“Perfumes on the market these days don’t follow this at all; their complex recipes merely put together all scents and nothing new comes out of the mixture. Not only do they not provide pleasure, but they lead to confusion because the sniffer’s brain would be frantically analyzing what exactly the ever-changing scent is.
To convey this idea musically, my xiāng is akin to an overtone, whereas others’ xiāng is akin to cacophonies.”
3. A Fragrance Is Best When It’s Not Bothersome
The elegance and nobility of xiāng depend on its unobtrusive nature. Xiāng is always contained within an environment, quietly and naturally unleashing its charm.
“When burning incense, the scent isn’t always uniformly noticeable. It’s more likely to fluctuate among twirling around, hiding away, and then catching you by surprise. Xiāng gives the nose and brain ample space for relaxation. It modifies itself based on the sniffer’s physical and mental conditions.
Interestingly, artificial perfumes always have a jarring presence in their surrounding space. I don’t consider these perfumes xiāng because they are bothersome.”
4. Xiāng Connects Human to Nature
Many South Asian and Middle Eastern countries use only oils in their fragrance recipes. However, Chinese xiāng insists on using relatively whole and original ingredients.

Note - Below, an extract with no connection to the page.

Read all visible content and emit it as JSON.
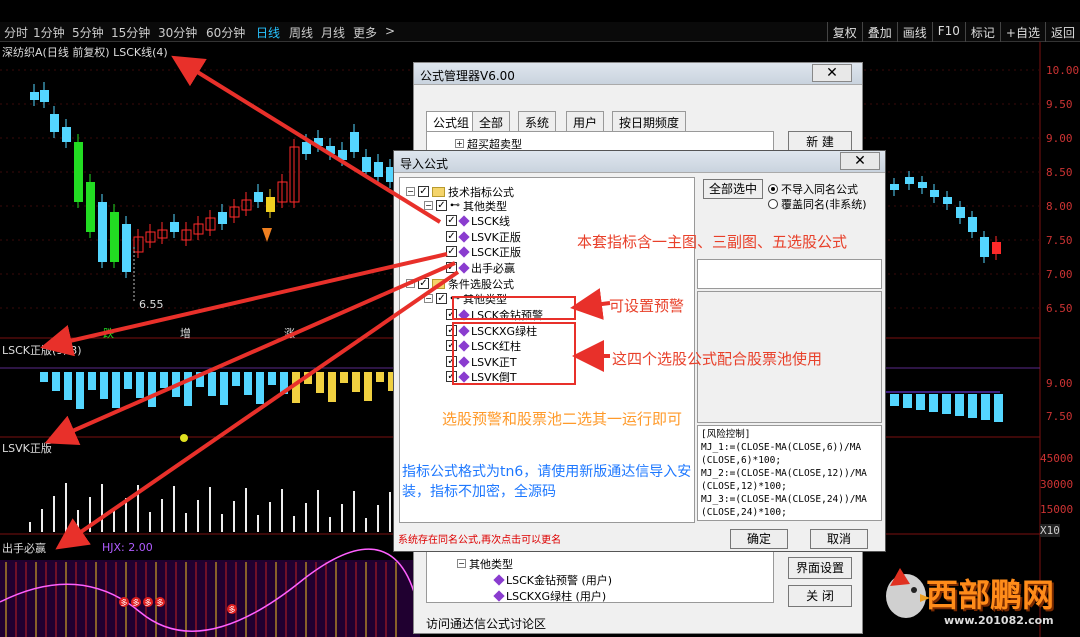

“For example, after oil extraction from sandalwood, there will be three yields: the wood residue, the water-soluble liquid, and the fat-soluble oil. We tend to consider all three together as a whole rather than segregating them and labeling any one of them as sandalwood ….
This reflects our respect for nature … not in a way that glorifies barbarism but in a way that analyses the rhythm of nature to unveil the connection between nature and humans.”
5. Xiāng Can Be Used to Reach Enlightenment
Buddhism holds that the heart is the only thing that’s everlasting. Once you find your heart, you’ll start to navigate the world with more lightness and ease.
“If I told you to go find your heart, you’d likely be overwhelmed. But if I teach you to make incense – through which you may get your own insights – and then pass on to you Buddhist wisdom, you’re more likely to be enlightened.
Basic enlightenment is analogous to blowing on the broth in a bowl of porridge to reveal the rice beneath. Once the blowing stops, the rice gets submerged again. The renewed unagitated state is with the knowledge of the rice beneath and can hence offer a sense of clarity and harmony. Advanced enlightenment can be attained if one learns how to blow on the broth when needed.”
Xiāng may be the unseen, unforgettable, ultimate accessory. It may be the wasteful, wanton, Western sin. Nevertheless, none of these sensational labels captures one-tenth of what it’s capable of. Hold your breath …
Das high-way to nirvana may very well travel through xiāng.
You ready to sniff?